Is It Time to Buy Icelandic Bonds?

A contingent of officials from Iceland is travelling the east coast of the United States. D.C. today, NYC tomorrow. I managed to catch up with them when the Minister of Business Affairs of Iceland, Dr. Gylfi Magnusson (Yale Ph.D. in economics 1997) provided a briefing on the current state of the Icelandic economy. It had suffered a brutal crash of its financial sector.

"No Western country has crashed in peacetime as quickly and as badly," Jon Danielsson, an associate professor of finance at the London School of Economics, said last year about Iceland.

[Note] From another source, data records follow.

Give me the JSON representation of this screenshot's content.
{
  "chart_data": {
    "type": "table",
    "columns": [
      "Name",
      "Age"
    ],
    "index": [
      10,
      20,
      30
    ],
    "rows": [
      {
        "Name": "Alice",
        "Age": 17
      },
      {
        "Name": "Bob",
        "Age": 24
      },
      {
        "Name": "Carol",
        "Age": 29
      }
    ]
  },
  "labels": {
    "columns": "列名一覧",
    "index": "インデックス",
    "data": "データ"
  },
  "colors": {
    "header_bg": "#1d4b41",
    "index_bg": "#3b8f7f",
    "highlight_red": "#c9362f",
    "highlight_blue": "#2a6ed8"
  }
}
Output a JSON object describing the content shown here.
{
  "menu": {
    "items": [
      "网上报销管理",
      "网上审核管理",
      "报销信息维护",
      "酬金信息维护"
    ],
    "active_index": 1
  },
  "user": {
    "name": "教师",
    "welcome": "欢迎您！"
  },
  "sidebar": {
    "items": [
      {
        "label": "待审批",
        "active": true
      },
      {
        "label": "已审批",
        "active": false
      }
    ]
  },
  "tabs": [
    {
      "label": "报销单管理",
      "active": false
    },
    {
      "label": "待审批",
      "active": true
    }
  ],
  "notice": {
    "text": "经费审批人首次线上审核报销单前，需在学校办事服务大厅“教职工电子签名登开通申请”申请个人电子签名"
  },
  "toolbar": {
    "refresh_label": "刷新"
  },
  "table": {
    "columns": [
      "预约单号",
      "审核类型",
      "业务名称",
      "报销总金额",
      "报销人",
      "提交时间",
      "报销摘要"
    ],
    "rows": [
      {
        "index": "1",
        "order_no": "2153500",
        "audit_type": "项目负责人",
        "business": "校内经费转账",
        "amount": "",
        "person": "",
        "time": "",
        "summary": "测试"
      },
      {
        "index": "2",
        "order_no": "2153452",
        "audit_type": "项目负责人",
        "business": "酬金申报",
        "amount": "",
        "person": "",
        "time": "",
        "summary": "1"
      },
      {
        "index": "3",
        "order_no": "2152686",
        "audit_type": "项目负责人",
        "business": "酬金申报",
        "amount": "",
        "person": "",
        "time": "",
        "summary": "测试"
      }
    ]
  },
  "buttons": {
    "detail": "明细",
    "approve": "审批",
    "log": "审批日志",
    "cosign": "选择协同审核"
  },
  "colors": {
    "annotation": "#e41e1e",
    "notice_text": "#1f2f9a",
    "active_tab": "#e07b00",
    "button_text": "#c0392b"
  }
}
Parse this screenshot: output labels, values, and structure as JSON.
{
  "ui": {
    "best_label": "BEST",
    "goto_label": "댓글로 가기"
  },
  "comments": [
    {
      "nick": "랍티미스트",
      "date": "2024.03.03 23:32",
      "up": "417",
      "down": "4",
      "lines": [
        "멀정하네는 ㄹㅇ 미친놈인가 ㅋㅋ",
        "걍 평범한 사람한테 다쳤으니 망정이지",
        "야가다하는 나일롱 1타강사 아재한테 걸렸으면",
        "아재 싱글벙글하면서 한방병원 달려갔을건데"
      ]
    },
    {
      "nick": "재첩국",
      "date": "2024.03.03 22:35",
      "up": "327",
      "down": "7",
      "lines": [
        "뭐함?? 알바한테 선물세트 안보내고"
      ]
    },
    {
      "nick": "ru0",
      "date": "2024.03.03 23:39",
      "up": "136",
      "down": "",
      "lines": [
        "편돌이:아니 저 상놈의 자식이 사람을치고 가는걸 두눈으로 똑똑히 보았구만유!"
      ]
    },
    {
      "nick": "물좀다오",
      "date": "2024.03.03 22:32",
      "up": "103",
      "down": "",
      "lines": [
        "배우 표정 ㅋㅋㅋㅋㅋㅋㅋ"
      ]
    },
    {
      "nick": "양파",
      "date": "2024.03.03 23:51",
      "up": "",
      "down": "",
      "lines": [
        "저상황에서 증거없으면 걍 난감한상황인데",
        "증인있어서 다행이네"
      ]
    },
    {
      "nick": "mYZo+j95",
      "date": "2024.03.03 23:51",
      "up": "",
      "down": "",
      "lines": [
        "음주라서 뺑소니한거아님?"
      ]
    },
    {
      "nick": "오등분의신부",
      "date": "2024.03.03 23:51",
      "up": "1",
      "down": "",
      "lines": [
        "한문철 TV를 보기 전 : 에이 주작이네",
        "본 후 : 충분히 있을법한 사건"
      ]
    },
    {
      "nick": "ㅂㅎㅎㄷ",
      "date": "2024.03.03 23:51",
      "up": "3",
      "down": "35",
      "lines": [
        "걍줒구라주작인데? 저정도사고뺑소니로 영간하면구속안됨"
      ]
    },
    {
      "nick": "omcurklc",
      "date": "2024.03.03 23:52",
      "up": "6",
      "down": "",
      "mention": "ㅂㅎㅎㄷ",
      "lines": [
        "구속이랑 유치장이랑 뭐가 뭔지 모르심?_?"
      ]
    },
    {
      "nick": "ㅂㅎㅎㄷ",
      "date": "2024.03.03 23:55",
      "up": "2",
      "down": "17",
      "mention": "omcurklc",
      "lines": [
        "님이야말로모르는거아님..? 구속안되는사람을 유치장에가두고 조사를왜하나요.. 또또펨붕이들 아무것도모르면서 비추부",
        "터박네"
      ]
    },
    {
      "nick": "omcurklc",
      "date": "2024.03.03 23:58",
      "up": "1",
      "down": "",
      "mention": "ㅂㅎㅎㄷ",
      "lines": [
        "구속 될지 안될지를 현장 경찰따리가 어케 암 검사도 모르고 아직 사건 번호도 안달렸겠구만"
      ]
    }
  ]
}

Minister Magnusson's briefing was thorough and was enough for me to ask the key questions following the briefing. Given the strong performance the country was registering in the early part of the decade, followed by the crash, I asked, "Was there a period of strong money printing followed by a slowdown in the printing?" The Minister answered, yes. Although he didn't have specific numbers, he did say it was very substantial early on money printing and said that when the central bank clamped down, interest rates climbed to 18%.

Interest rates haven't dropped much since then. The central bank's rate stands at 17%. I found this fascinating, given that after a major contraction like the type Iceland had, a country's interest rates tend to eventually decline dramatically.

After the briefing, I spoke further with the Minister and asked him where the inflation rate stood now. He told me that last year it was very high, around 18%, because of the collapse of Iceland's currency, but this year there was virtually no inflation. That was music to my ears. It suggested that Icelandic interest rates may be in for a major decline. The Minister seemed to agree when I suggested the possibility.

I have to do more work before I make any kind of all out "Buy Iceland bonds" post, but it is a fascinating situation. As Audunn Atalason of Iceland's Ministry for Foreign Affairs put it to me after the briefing, "Most countries are still figuring out ways to deal with the downturn. We're passed that since our entire banking system collapsed and we are now working with a new one."


  1. Robert-
    How would an average investor buy Icelandic bonds? Is there a mutual fund or ETF?

  2. The Central Bank of Iceland bond site shows a pretty inverted yield, so I'm not sure how much is priced in. The crash is CPI growth was certainly quite dramatic though.

  3. Nick,

    I am doing some work on that now, as soon as I have more info I will post on it.

  4. Policy rate just lowered by 150 basis pts to 15.5%: